I thought this sounded fine in intention but I wondered about the logistics; how would his officers be able to meet with every society –over a hundred affiliated he says – in one term? Wouldn’t this be quite hard? “I think it would be, but there’s five officers and I think the time is worthwhile because how you…”, he pauses, and restarts, “…we’re students, we’re not adults yet. I think societies need that sort of coaching and it’s one of the Student Union’s primary jobs, the primary job.” He discussed other areas where the DSU had let him down in what he feels is their major responsibility, “I think people would respect the Student’s Union more if they were to help actively and engage with executives.”
On his manifesto point about inter-religious and inter-cultural events, I asked what he had in mind. “Well, I think Durham is a Christian university – half the colleges are Saint something – and the Christian Union do a fantastic job of presenting themselves to the student population.” Mr Cavendish would encourage cooperation with other religious and non-religious societies who, collectively, represent the majority of students but who could aspire to have a similar engagement with students: “I think it would be great if we saw other societies, religious and cultural, trying to do the same thing…to work with each other and also establish those links.”

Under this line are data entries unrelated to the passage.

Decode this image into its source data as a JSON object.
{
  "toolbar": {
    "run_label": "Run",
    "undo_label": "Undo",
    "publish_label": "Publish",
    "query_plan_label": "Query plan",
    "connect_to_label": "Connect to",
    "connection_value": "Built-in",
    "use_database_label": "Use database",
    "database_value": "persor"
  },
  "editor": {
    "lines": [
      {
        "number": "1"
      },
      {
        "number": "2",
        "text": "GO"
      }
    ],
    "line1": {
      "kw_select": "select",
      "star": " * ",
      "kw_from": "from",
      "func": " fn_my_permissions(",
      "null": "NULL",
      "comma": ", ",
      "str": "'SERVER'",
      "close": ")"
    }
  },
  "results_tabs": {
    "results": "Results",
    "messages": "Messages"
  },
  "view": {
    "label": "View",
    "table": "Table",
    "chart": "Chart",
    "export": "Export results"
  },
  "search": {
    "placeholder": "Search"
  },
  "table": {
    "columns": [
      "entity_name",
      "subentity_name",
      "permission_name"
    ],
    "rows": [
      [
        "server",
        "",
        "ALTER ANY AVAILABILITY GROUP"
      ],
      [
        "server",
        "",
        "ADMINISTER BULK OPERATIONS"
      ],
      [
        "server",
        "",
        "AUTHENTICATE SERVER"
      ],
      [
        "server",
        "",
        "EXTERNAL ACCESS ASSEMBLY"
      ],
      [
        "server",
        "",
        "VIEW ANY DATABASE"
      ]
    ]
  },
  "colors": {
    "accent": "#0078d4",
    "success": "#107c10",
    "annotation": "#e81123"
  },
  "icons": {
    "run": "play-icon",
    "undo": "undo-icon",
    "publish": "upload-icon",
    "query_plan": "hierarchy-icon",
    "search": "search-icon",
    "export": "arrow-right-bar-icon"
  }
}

I pointed to the focus on accommodation and fees within other candidate’s campaigns and wanted to know why Josh’s manifesto didn’t have the same emphasis. “I think there are two problems here. In terms of landlords, and fees in the wider Durham area, I think the other two candidates are going to find it difficult to gain traction whatsoever on this issue simply by railing against it because there are 2,000 students coming from Queen’s campus next year and demand is increasing and the supply is remaining the same. So, it’s naïve to think this is going to change in one year.” He wasn’t impressed with some of the previous attempts to tackle rising fees but suggested “what could change is working with landlords with regards to their contracts.” Instead of a year-long lease, Josh wanted to explore the possibility of sub-letting out of term-time.
When I asked if he wanted to comment on the other candidate’s campaigns, Mr Cavendish showed me a screenshot of a post on Durfess, a popular student Facebook page, which denounced him in no uncertain terms. I was a bit bemused, what was his point? “[The post] is a completely disgusting, vacuous lie. I’m a normal student, I’m apolitical, I’m simply standing because I want to see change and I respect the other candidates, I respect their positions – they seem very sensible to me…and I don’t wish to be vindictive myself and that’s it.”

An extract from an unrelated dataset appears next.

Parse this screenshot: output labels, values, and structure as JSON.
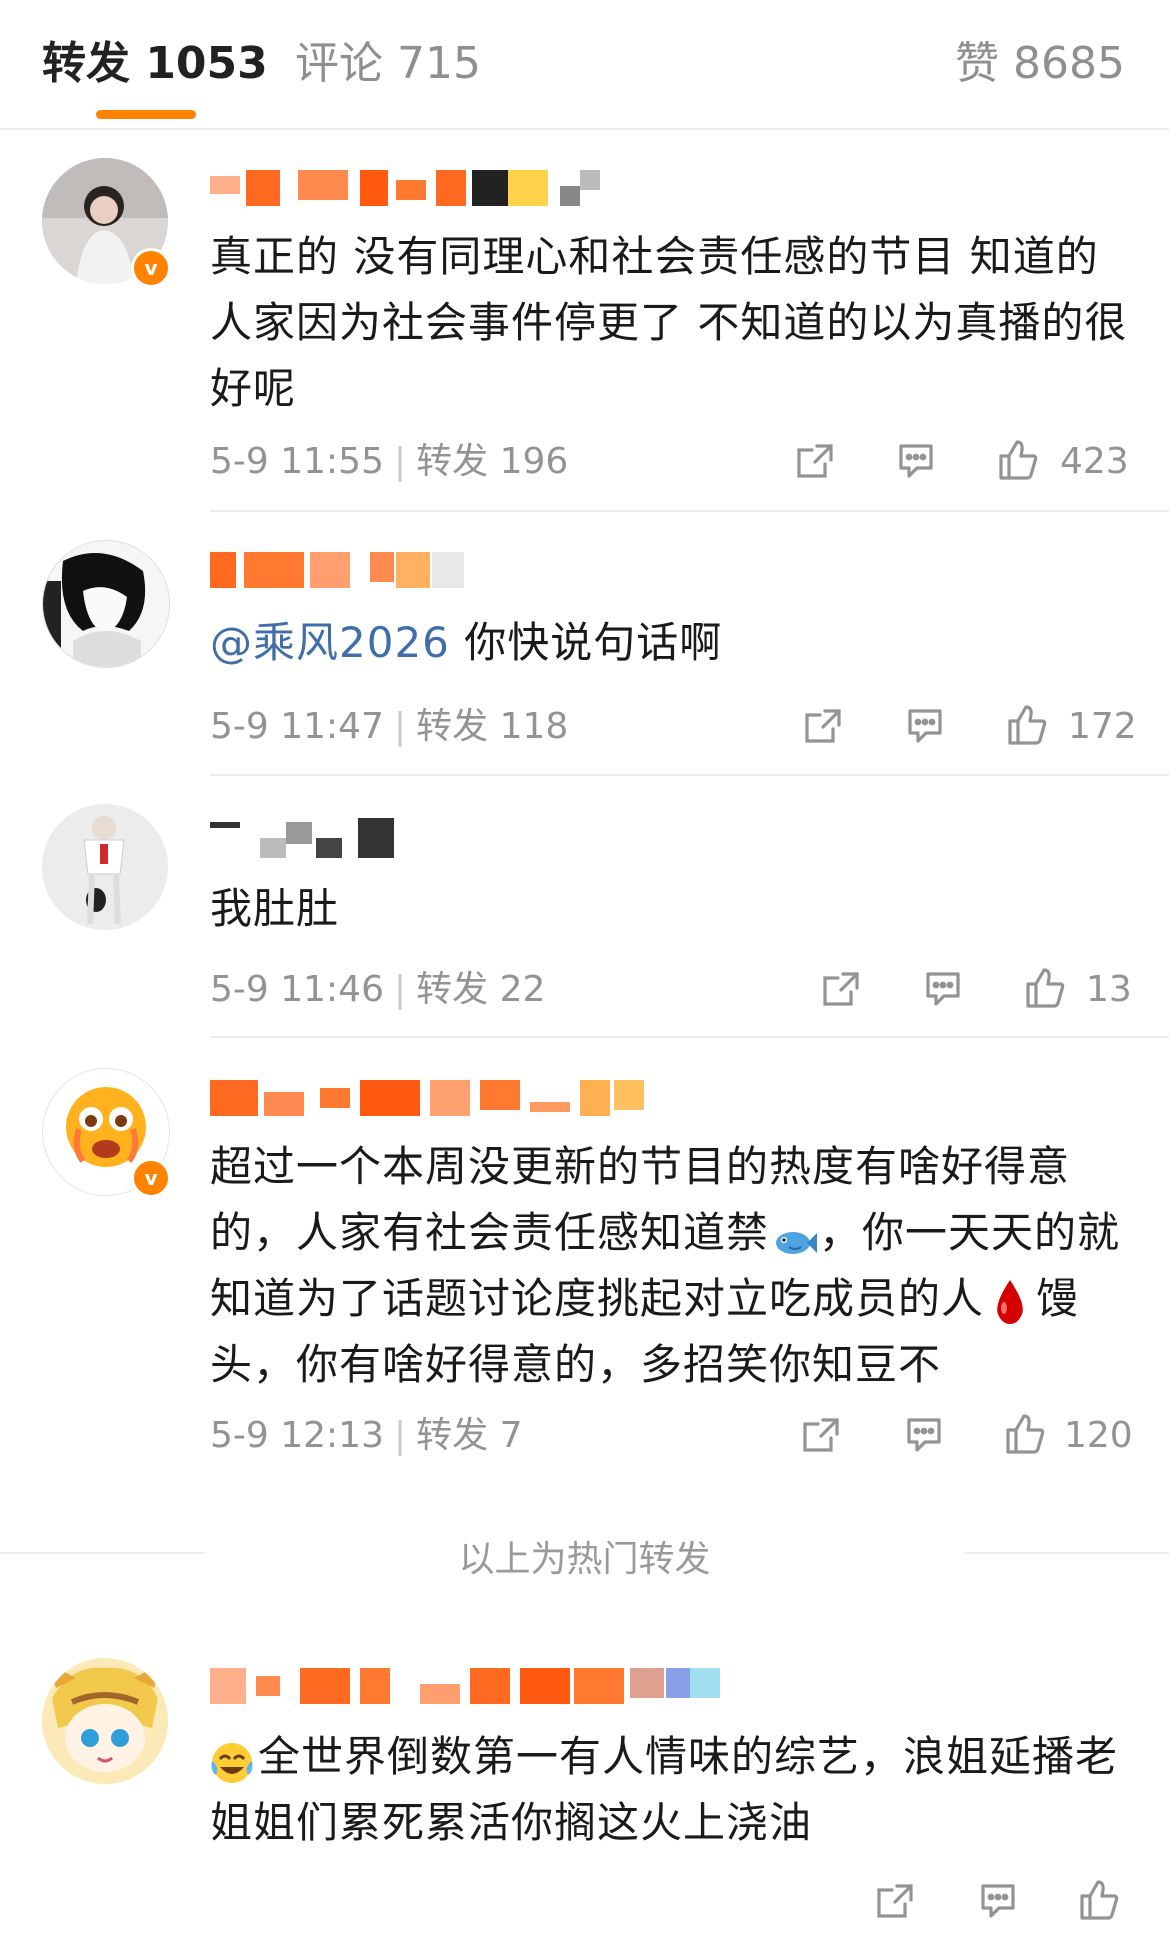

Final question, then, why should students vote for you and not the other candidates? “I’ve experienced the majority of student culture, that’s what I believe…I see things that I would like to change and I think, I think I’d be able to give that change justice.”

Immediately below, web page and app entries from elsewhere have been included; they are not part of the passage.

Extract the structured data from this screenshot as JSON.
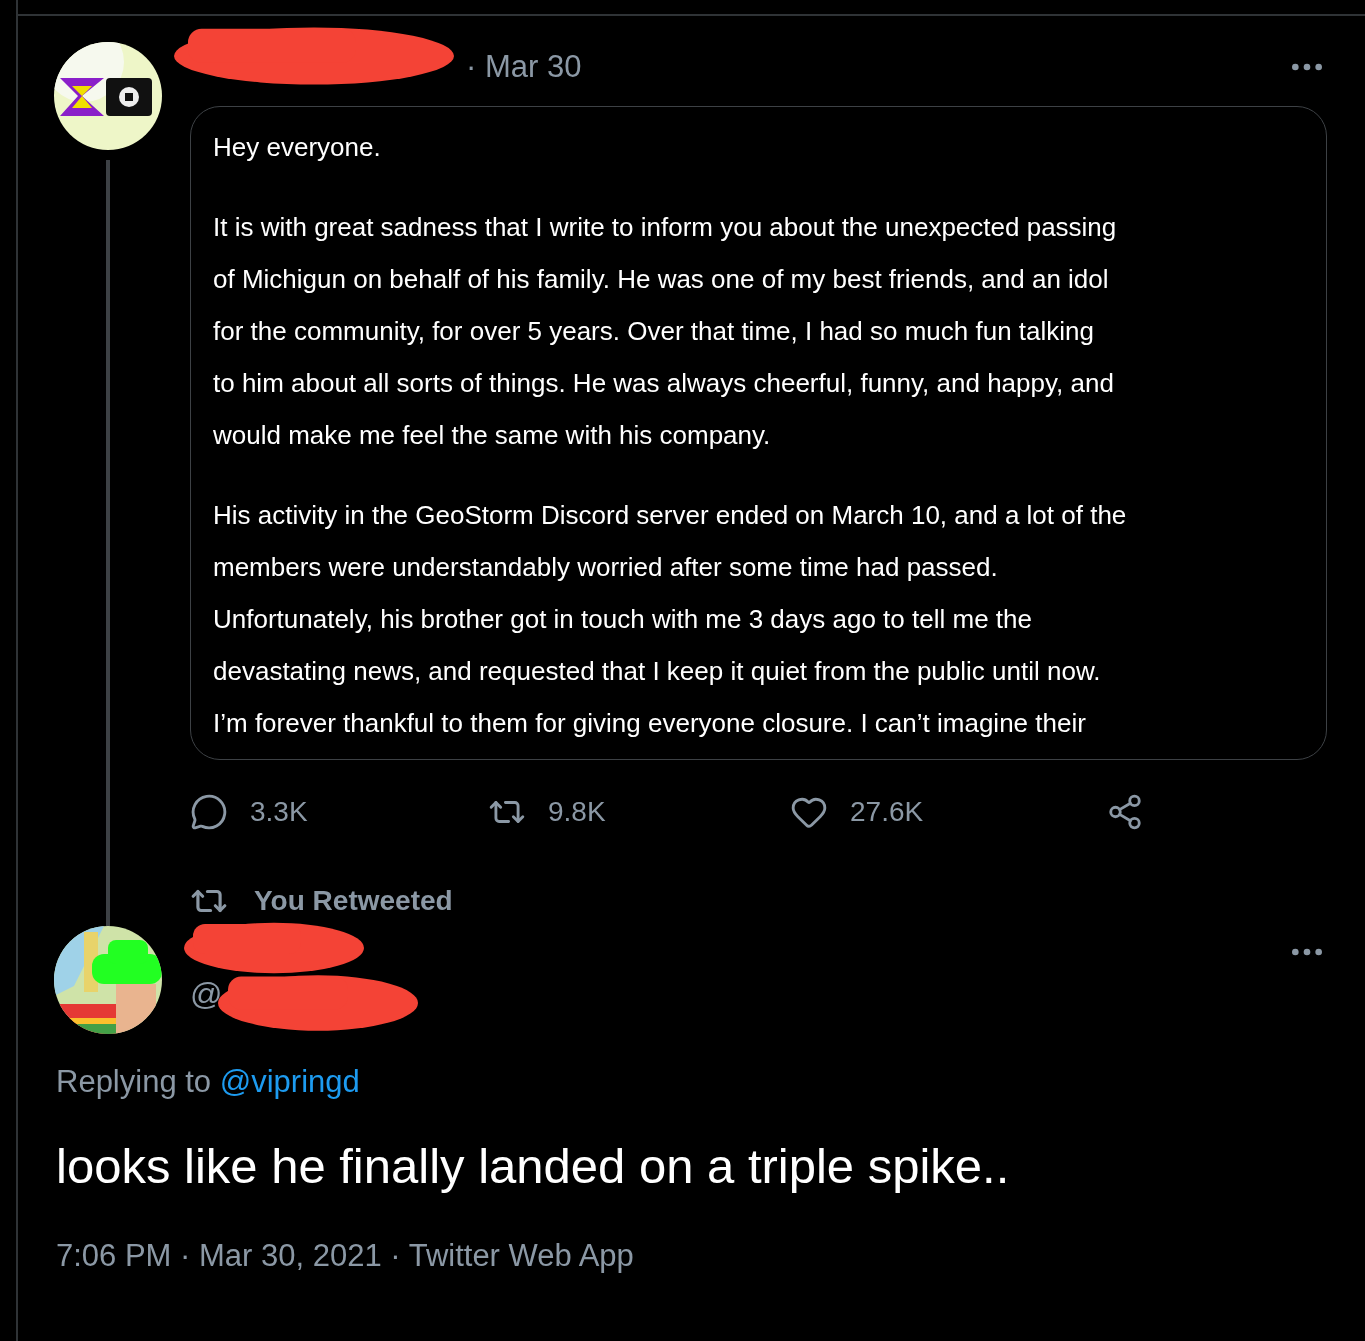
{
  "original_tweet": {
    "date": "· Mar 30",
    "image_text": [
      [
        "Hey everyone."
      ],
      [
        "It is with great sadness that I write to inform you about the unexpected passing",
        "of Michigun on behalf of his family. He was one of my best friends, and an idol",
        "for the community, for over 5 years. Over that time, I had so much fun talking",
        "to him about all sorts of things. He was always cheerful, funny, and happy, and",
        "would make me feel the same with his company."
      ],
      [
        "His activity in the GeoStorm Discord server ended on March 10, and a lot of the",
        "members were understandably worried after some time had passed.",
        "Unfortunately, his brother got in touch with me 3 days ago to tell me the",
        "devastating news, and requested that I keep it quiet from the public until now.",
        "I’m forever thankful to them for giving everyone closure. I can’t imagine their"
      ]
    ],
    "actions": [
      {
        "kind": "reply",
        "count": "3.3K"
      },
      {
        "kind": "retweet",
        "count": "9.8K"
      },
      {
        "kind": "like",
        "count": "27.6K"
      },
      {
        "kind": "share"
      }
    ]
  },
  "retweet_label": "You Retweeted",
  "reply_tweet": {
    "handle": "@",
    "replying_prefix": "Replying to",
    "replying_handle": "@vipringd",
    "text": "looks like he finally landed on a triple spike..",
    "timestamp": "7:06 PM · Mar 30, 2021 · Twitter Web App"
  }
}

Voting is open until 5pm on Thursday and available through DUO and the DSU’s “Meet your candidates” page online: https://www.durhamsu.com/election-candidates.